There is much to say about the challenges of being a mom and a theologian (or, theologian-in-training, in my case). Being a graduate student in religious studies is hard enough on its own. Completing your required course work, teaching freshman religion courses, preparing for and taking general examinations, assembling your dissertation committee, learning your required research languages, preparing for and taking your comprehensive examination, and much, much more. Then, add to that the responsibilities of being a wife and mother (of small children, no less) and you have an exceedingly difficult situation. I am further challenged by the fact that I am the only woman in my program who is married with children. There is some loneliness in this regard, to say the least.
But, this isn't a post about all that. Although there is plenty to discuss as far as the difficulties in being a theologian and a mom, I'm not going to write about them here. Plenty of others, I'm sure, have already done so. Instead, I'd like to offer a few ways in which I observe that being a mom and a theologian is beneficial. These benefits are not only for me as a person, but for my theology and teaching, too. I share these with you after almost two years in a doctoral program with two children under the age of two (Enough "twos" in that sentence for you?). (Although, to be fair, I was pregnant with the second child during the first year--though that doesn't mean I wasn't very aware of her presence throughout that time!)
First, being a mom and a theologian provides a daily, even hourly, reminder of my humanly limitations. The truth of my finitude is ever-present as I reckon each day with the limited number of hours in which I can work. My husband keeps our two children three days a week while I teach class and have "office hours." During this 5-7 hour window of time, I have to get done most of what needs to get done. The truth is, many things that I want to do and some things even that I need to do, just won't happen. Now, one might argue that if they fall by the way side then they probably weren't that important to begin with. But, as a recovering perfectionist, this reality has been difficult to accept. Still, I've found it remarkably freeing to know that my role as a mom trumps everything else and the guilt is considerably less when other tasks and priorities remain incomplete. I can't read my son Goodnight Moon and read Peter Lombard on the sacraments for my seminar.
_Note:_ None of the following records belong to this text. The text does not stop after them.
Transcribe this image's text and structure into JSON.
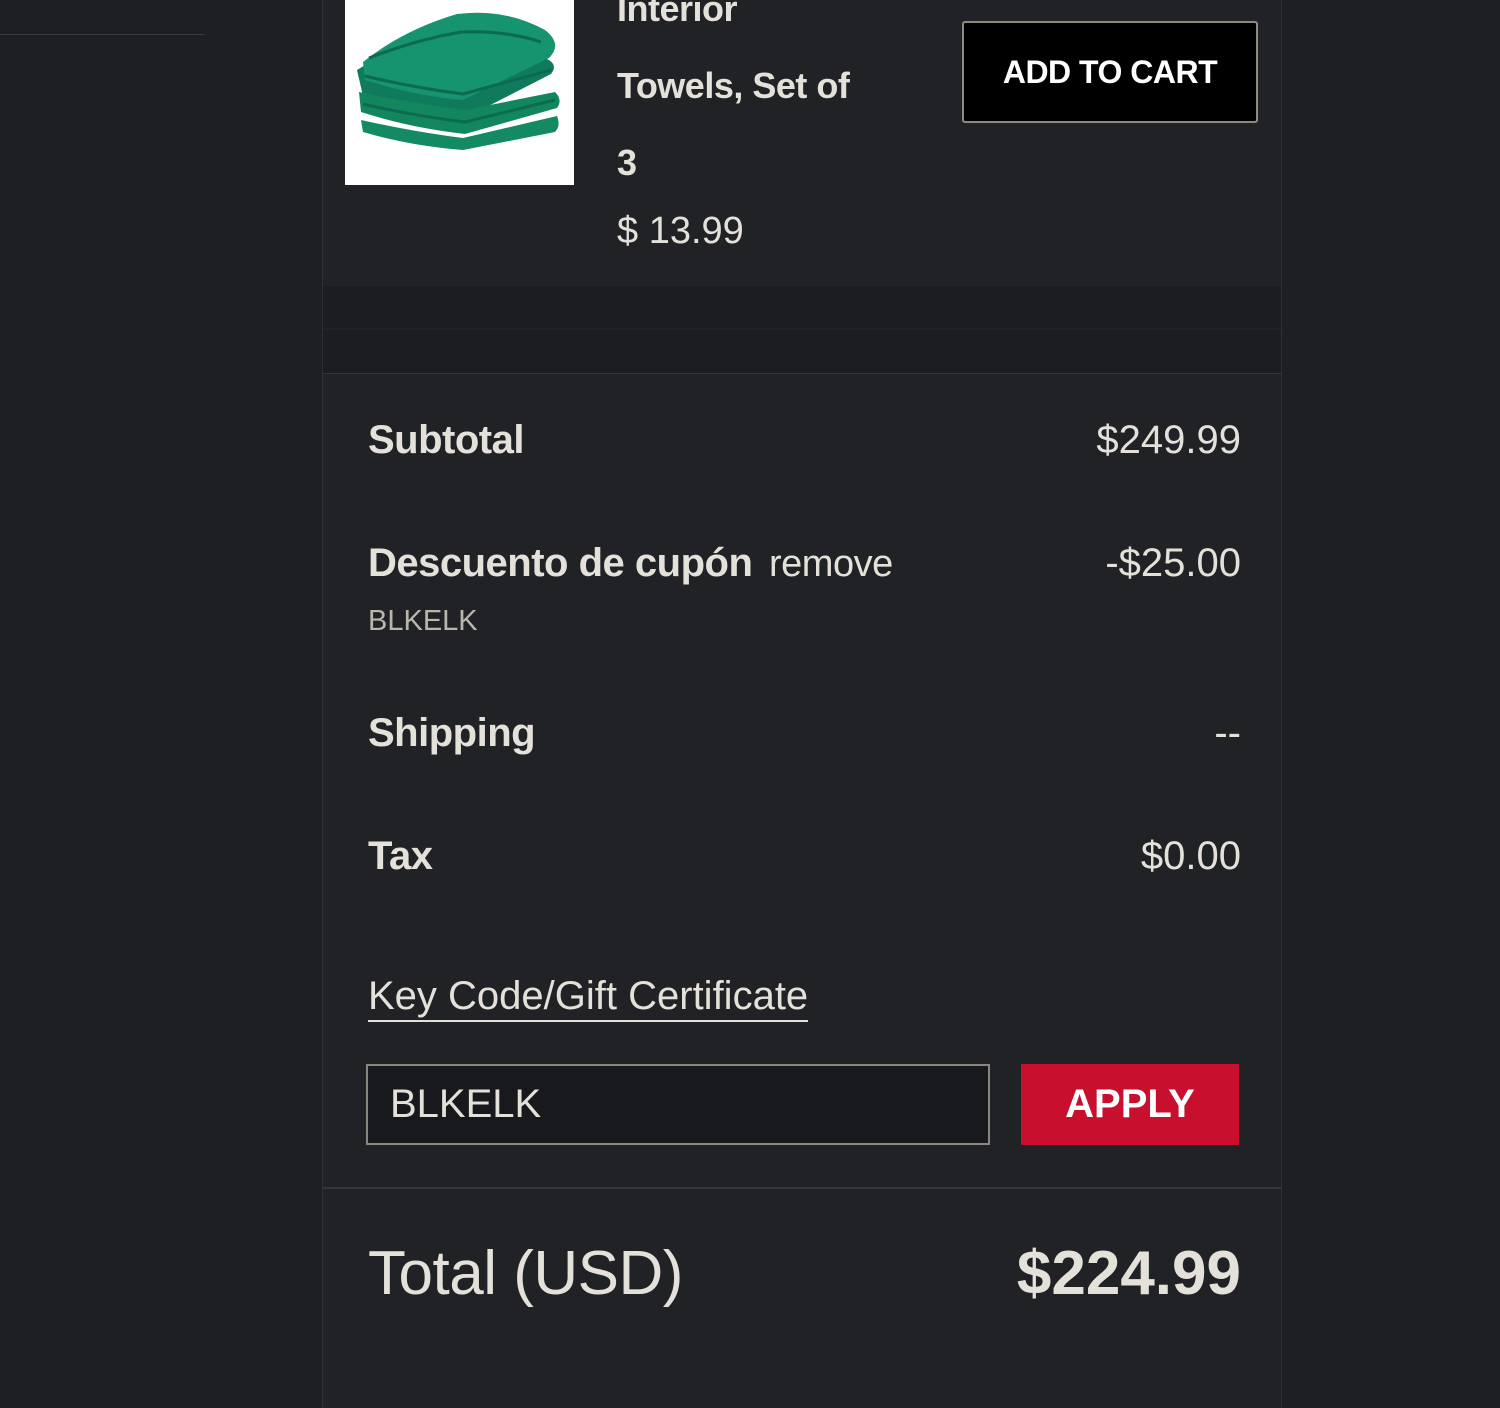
{
  "product": {
    "title_lines": [
      "Interior",
      "Towels, Set of",
      "3"
    ],
    "price": "$ 13.99",
    "add_to_cart_label": "ADD TO CART",
    "image_icon": "folded-green-towels-image"
  },
  "summary": {
    "subtotal_label": "Subtotal",
    "subtotal_value": "$249.99",
    "coupon_label": "Descuento de cupón",
    "remove_label": "remove",
    "coupon_value": "-$25.00",
    "coupon_code": "BLKELK",
    "shipping_label": "Shipping",
    "shipping_value": "--",
    "tax_label": "Tax",
    "tax_value": "$0.00",
    "keycode_label": "Key Code/Gift Certificate",
    "keycode_input_value": "BLKELK",
    "apply_label": "APPLY",
    "total_label": "Total (USD)",
    "total_value": "$224.99"
  },
  "colors": {
    "page_bg": "#1d1f22",
    "panel_bg": "#202225",
    "apply_button": "#c8102e",
    "towel_green": "#16936f"
  }
}
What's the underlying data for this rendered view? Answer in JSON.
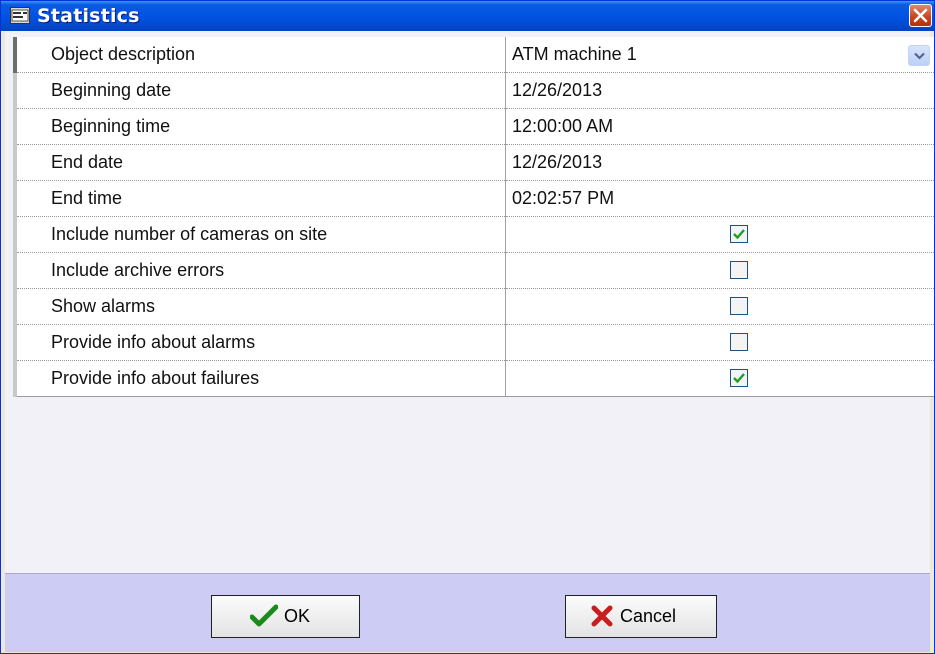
{
  "window": {
    "title": "Statistics"
  },
  "properties": [
    {
      "label": "Object description",
      "value": "ATM machine 1",
      "type": "dropdown"
    },
    {
      "label": "Beginning date",
      "value": "12/26/2013",
      "type": "text"
    },
    {
      "label": "Beginning time",
      "value": "12:00:00 AM",
      "type": "text"
    },
    {
      "label": "End date",
      "value": "12/26/2013",
      "type": "text"
    },
    {
      "label": "End time",
      "value": "02:02:57 PM",
      "type": "text"
    },
    {
      "label": "Include number of cameras on site",
      "checked": true,
      "type": "checkbox"
    },
    {
      "label": "Include archive errors",
      "checked": false,
      "type": "checkbox"
    },
    {
      "label": "Show alarms",
      "checked": false,
      "type": "checkbox"
    },
    {
      "label": "Provide info about alarms",
      "checked": false,
      "type": "checkbox"
    },
    {
      "label": "Provide info about failures",
      "checked": true,
      "type": "checkbox"
    }
  ],
  "buttons": {
    "ok_label": "OK",
    "cancel_label": "Cancel"
  },
  "colors": {
    "titlebar": "#0054e3",
    "check": "#21a121",
    "ok_icon": "#1a8a1a",
    "cancel_icon": "#c81e1e",
    "footer": "#ccccf4"
  },
  "icons": {
    "title": "window-icon",
    "close": "close-icon",
    "dropdown": "chevron-down-icon",
    "ok": "checkmark-icon",
    "cancel": "x-icon"
  }
}
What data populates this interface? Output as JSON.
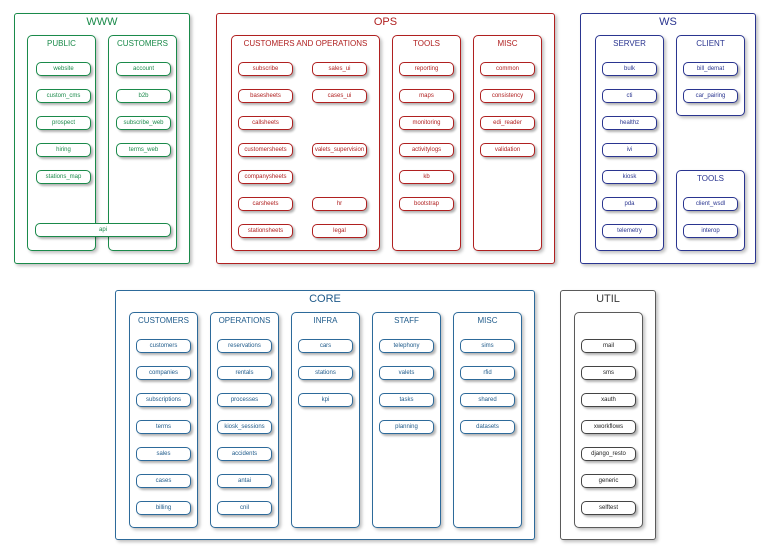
{
  "colors": {
    "www": "#1a8a4a",
    "ops": "#b02020",
    "ws": "#2a3590",
    "core": "#2d6a9a",
    "util": "#5a5a5a"
  },
  "www": {
    "title": "WWW",
    "public": {
      "title": "PUBLIC",
      "items": [
        "website",
        "custom_cms",
        "prospect",
        "hiring",
        "stations_map"
      ]
    },
    "customers": {
      "title": "CUSTOMERS",
      "items": [
        "account",
        "b2b",
        "subscribe_web",
        "terms_web"
      ]
    },
    "api": "api"
  },
  "ops": {
    "title": "OPS",
    "custops": {
      "title": "CUSTOMERS AND OPERATIONS",
      "left": [
        "subscribe",
        "basesheets",
        "callsheets",
        "customersheets",
        "companysheets",
        "carsheets",
        "stationsheets"
      ],
      "right": [
        "sales_ui",
        "cases_ui",
        "",
        "valets_supervision",
        "",
        "hr",
        "legal"
      ]
    },
    "tools": {
      "title": "TOOLS",
      "items": [
        "reporting",
        "maps",
        "monitoring",
        "activitylogs",
        "kb",
        "bootstrap"
      ]
    },
    "misc": {
      "title": "MISC",
      "items": [
        "common",
        "consistency",
        "edi_reader",
        "validation"
      ]
    }
  },
  "ws": {
    "title": "WS",
    "server": {
      "title": "SERVER",
      "items": [
        "bulk",
        "cti",
        "healthz",
        "ivi",
        "kiosk",
        "pda",
        "telemetry"
      ]
    },
    "client": {
      "title": "CLIENT",
      "items": [
        "bill_demat",
        "car_pairing"
      ]
    },
    "tools": {
      "title": "TOOLS",
      "items": [
        "client_wsdl",
        "interop"
      ]
    }
  },
  "core": {
    "title": "CORE",
    "customers": {
      "title": "CUSTOMERS",
      "items": [
        "customers",
        "companies",
        "subscriptions",
        "terms",
        "sales",
        "cases",
        "billing"
      ]
    },
    "operations": {
      "title": "OPERATIONS",
      "items": [
        "reservations",
        "rentals",
        "processes",
        "kiosk_sessions",
        "accidents",
        "antai",
        "cnil"
      ]
    },
    "infra": {
      "title": "INFRA",
      "items": [
        "cars",
        "stations",
        "kpi"
      ]
    },
    "staff": {
      "title": "STAFF",
      "items": [
        "telephony",
        "valets",
        "tasks",
        "planning"
      ]
    },
    "misc": {
      "title": "MISC",
      "items": [
        "sims",
        "rfid",
        "shared",
        "datasets"
      ]
    }
  },
  "util": {
    "title": "UTIL",
    "items": [
      "mail",
      "sms",
      "xauth",
      "xworkflows",
      "django_resto",
      "generic",
      "selftest"
    ]
  }
}
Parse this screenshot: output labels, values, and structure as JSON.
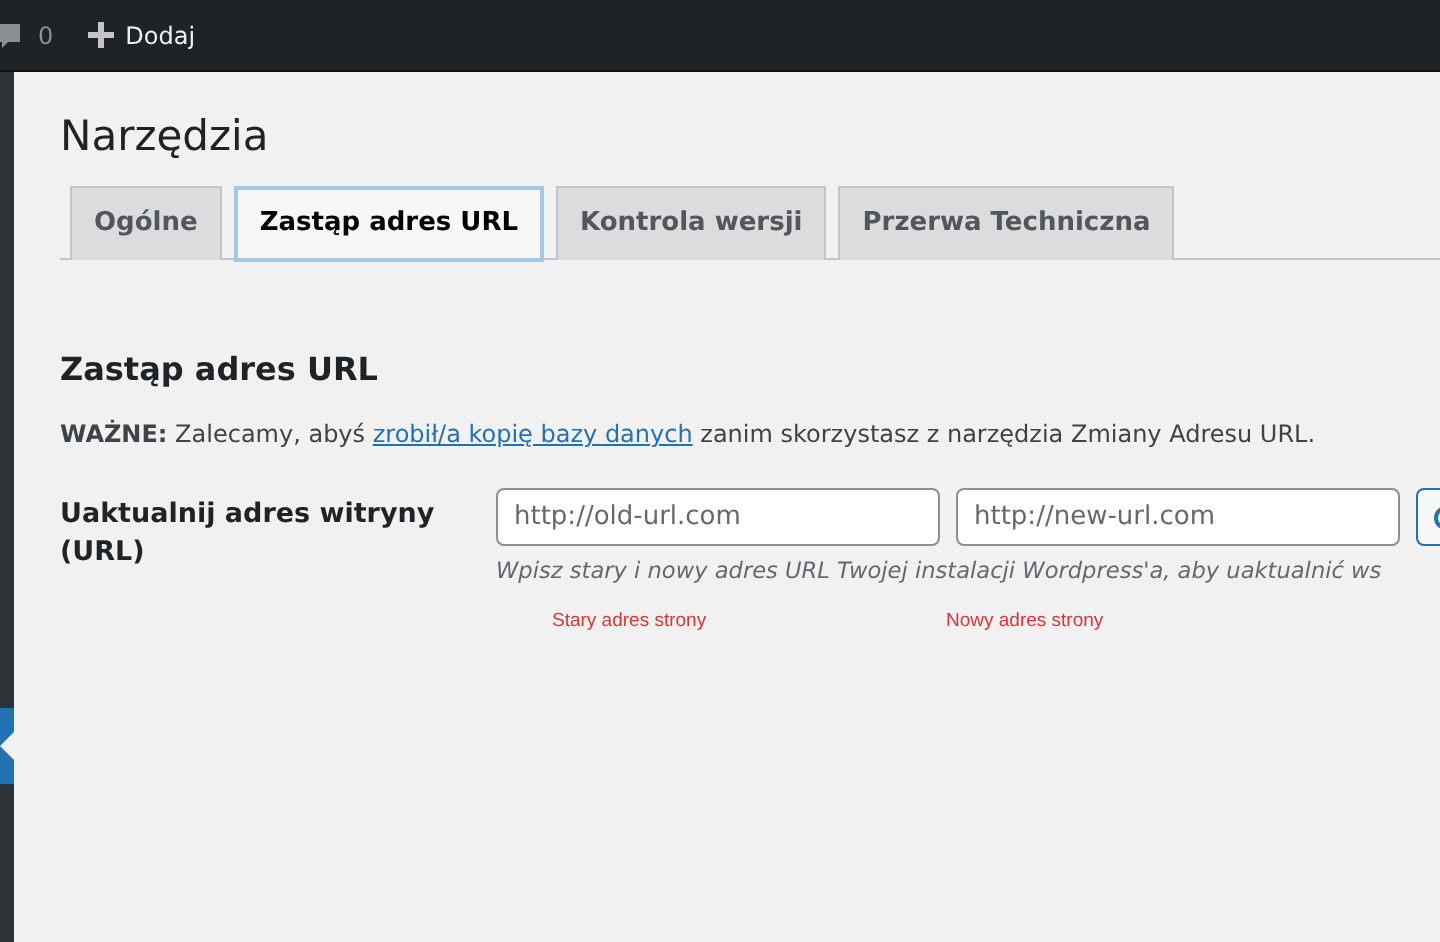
{
  "admin_bar": {
    "comments_count": "0",
    "add_new": "Dodaj"
  },
  "page_title": "Narzędzia",
  "tabs": [
    {
      "label": "Ogólne",
      "selected": false
    },
    {
      "label": "Zastąp adres URL",
      "selected": true
    },
    {
      "label": "Kontrola wersji",
      "selected": false
    },
    {
      "label": "Przerwa Techniczna",
      "selected": false
    }
  ],
  "section": {
    "heading": "Zastąp adres URL",
    "notice": "**WAŻNE:** Zalecamy, abyś ",
    "notice_link": "zrobił/a kopię bazy danych",
    "notice_end": " zanim skorzystasz z narzędzia Zmiany Adresu URL.",
    "field_label": "Uaktualnij adres witryny (URL)",
    "old_url": {
      "placeholder": "http://old-url.com"
    },
    "new_url": {
      "placeholder": "http://new-url.com"
    },
    "description": "Wpisz stary i nowy adres URL Twojej instalacji Wordpress'a, aby uaktualnić ws",
    "annotations": [
      "Stary adres strony",
      "Nowy adres strony"
    ]
  }
}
So, choices must be made and I'm learning to be OK with that.
Second, there is a considerable amount of occupational humility to be found in being a theologian mom. Many would consider theology to be one of those “ivory tower” academic fields. That’s all well and good; as long as you understand that my ivory tower is covered in snot, milk stains, Cheerios, and dirty diapers. In light of the constant and immediate needs of my children, it is crystal clear that what I do is not the most important thing. I will leave the office early simply to pick up bananas and blueberries for my son (whose aversion to vegetables means that we eat a lot of fresh fruit at our house). I will forgo grading papers in order to cuddle and coo at my daughter, who delights in (and desperately needs) my interaction. I will spend Saturday morning sitting on the floor watching cartoons with my kids rather than work on that research project that comes due in a few weeks. Why? Because what I do is not the most important thing. And, it will never be the most important thing. I’m not a slacker. I work my rear end off to complete assignments on time. But, when it comes to my babies, theology can wait.
Finally, being a theologian mom, particularly a breastfeeding mom, provides me with a constant appreciation for the fact that I am embodied being. I know this sounds weird, but the truth is that in academic life there is a temptation to treat oneself as a being made up of mind and soul. The body and attention to the body’s needs (and the body’s connection to others) sometimes fall away. But, because my daughter is breastfeeding, every day that I am away from her I have to stop what I’m doing and pump milk for her. Moreover, even before I cease my activity to pump, I am very aware of my body’s response to being without her presence. My breasts fill up with milk and I can feel my bodiliness, while I teach and read and write. This theologian is no disembodied mind. Also, she requires me to be on a very restricted diet due to her tummy troubles. As a result, I’m avoiding dairy and wheat at every meal—24 hours a day, seven days a week (no “cheating”). This has made me very aware of what goes into my body and its effect, not just on me, but also on the little life that’s dependent upon me. As a theologian mom, I know that I am a person with a body and this body is good. It sustains another person’s life and it requires my attention to maintain its health.
These are not the only things I could say about the benefits of being a theologian mom. There are many more, I’m sure. But, this is all I have time for (remember the time limitation thing?). I should close by saying that I am not unaware of the fact that these truths can apply to moms of any stripe, really. Even moms who don’t “work outside the home” are doing very hard work inside the home. Further, dads who work or dads who are in academia may share in these observations too (though not the breastfeeding one, I’d imagine). Still, I wanted to put into words the way being a mom and a theologian in an academic life is a positive experience (albeit a serious challenge, too). Feel free to share what you think from your own experiences.